The prophet’s words carry a genuine promise of freedom from being old—old in the ultimate sense. God’s love never ceases. His mercies are new every morning. He has become our portion. Because he is the one who promises newness of life, it is a promise that we can trust absolutely. Left to our own resources, we always revert back to oldness. What promises to become new will quickly become the same old, same old again. But God’s mercies never end. His mercies are not tied to our performance. God will be gracious to his people whether we keep all of our resolutions or not. Because we cannot earn acceptance with God, what he offers really is new. The hope that New Year’s Eve offers is always tied in some way to our performance—there is always something we have to do to earn the success we hope for.

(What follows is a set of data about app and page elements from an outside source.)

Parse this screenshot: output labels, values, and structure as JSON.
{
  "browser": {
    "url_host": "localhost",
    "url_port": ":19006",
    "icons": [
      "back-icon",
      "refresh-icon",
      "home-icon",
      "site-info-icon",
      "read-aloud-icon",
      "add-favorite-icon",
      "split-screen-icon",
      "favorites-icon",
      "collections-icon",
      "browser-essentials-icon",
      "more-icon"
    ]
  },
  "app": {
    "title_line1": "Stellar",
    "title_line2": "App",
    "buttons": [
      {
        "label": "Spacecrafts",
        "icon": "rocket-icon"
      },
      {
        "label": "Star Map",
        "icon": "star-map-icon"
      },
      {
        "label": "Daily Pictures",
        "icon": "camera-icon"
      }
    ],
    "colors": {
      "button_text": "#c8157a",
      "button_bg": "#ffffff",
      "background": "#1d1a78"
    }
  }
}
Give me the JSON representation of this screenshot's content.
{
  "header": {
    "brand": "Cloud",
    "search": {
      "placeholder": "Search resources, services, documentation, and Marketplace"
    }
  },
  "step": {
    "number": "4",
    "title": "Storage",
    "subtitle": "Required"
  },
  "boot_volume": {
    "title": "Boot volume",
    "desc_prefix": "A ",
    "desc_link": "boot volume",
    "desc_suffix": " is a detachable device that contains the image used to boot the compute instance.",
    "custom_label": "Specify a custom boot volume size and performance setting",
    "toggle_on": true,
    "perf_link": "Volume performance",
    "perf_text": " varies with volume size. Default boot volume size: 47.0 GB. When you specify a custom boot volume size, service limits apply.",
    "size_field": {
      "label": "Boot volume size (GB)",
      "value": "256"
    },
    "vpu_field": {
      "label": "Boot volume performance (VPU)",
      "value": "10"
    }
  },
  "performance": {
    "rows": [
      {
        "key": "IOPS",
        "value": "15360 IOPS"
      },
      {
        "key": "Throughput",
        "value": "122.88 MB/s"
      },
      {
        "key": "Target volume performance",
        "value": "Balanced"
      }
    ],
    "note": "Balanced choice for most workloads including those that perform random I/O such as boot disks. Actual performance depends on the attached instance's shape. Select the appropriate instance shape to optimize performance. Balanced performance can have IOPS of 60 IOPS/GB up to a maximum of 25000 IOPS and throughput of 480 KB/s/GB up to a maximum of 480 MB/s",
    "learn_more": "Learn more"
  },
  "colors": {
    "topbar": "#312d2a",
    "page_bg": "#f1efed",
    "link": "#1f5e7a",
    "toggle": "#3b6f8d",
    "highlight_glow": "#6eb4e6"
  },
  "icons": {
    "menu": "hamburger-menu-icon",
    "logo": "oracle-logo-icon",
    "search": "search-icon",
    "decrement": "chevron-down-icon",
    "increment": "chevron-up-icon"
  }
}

But Jeremiah is thrilled that God’s goodness is not tied to being the best or the smartest. God set his love on Israel simply because he chose to, not because they earned it. So God could free Israel from the tyranny of oldness, from the futile hope that life will be different if I just try harder.
The Apostle Paul builds on Jeremiah’s thoughts. In Ephesians, he says:
You were taught, with regard to your former way of life, to put off your old self, which is being corrupted by its deceitful desires; to be made new in the attitude of your minds; and to put on the new self, created to be like God in true righteousness and holiness. —Ephesians 4:22-24
The old can be put off. The former, old way of life is being corrupted. New Year’s Eve offers redemption through the doorway of corruption. In a way that is typical of the world’s deception, too many people will party with gusto tonight, while hoping to have a new life tomorrow. This is what is old.
But Paul says that you can be new in your mind, you can put on a new self. You can put on Christ. That is new! That is the beauty of the gospel. The “new” is not a fleeting dream that dissolves the morning after the party. As a Christians, you have new gifts every morning. Every morning, you can love Christ and embrace the new life. Every morning you know his faithfulness, just because that’s who he is.
This is what’s new. This is your hope. So when you celebrate the New Year’s arrival, remember that your life can be new every day. Share this message of renewal with your children and with those that you know who are lost in the oldness of this world.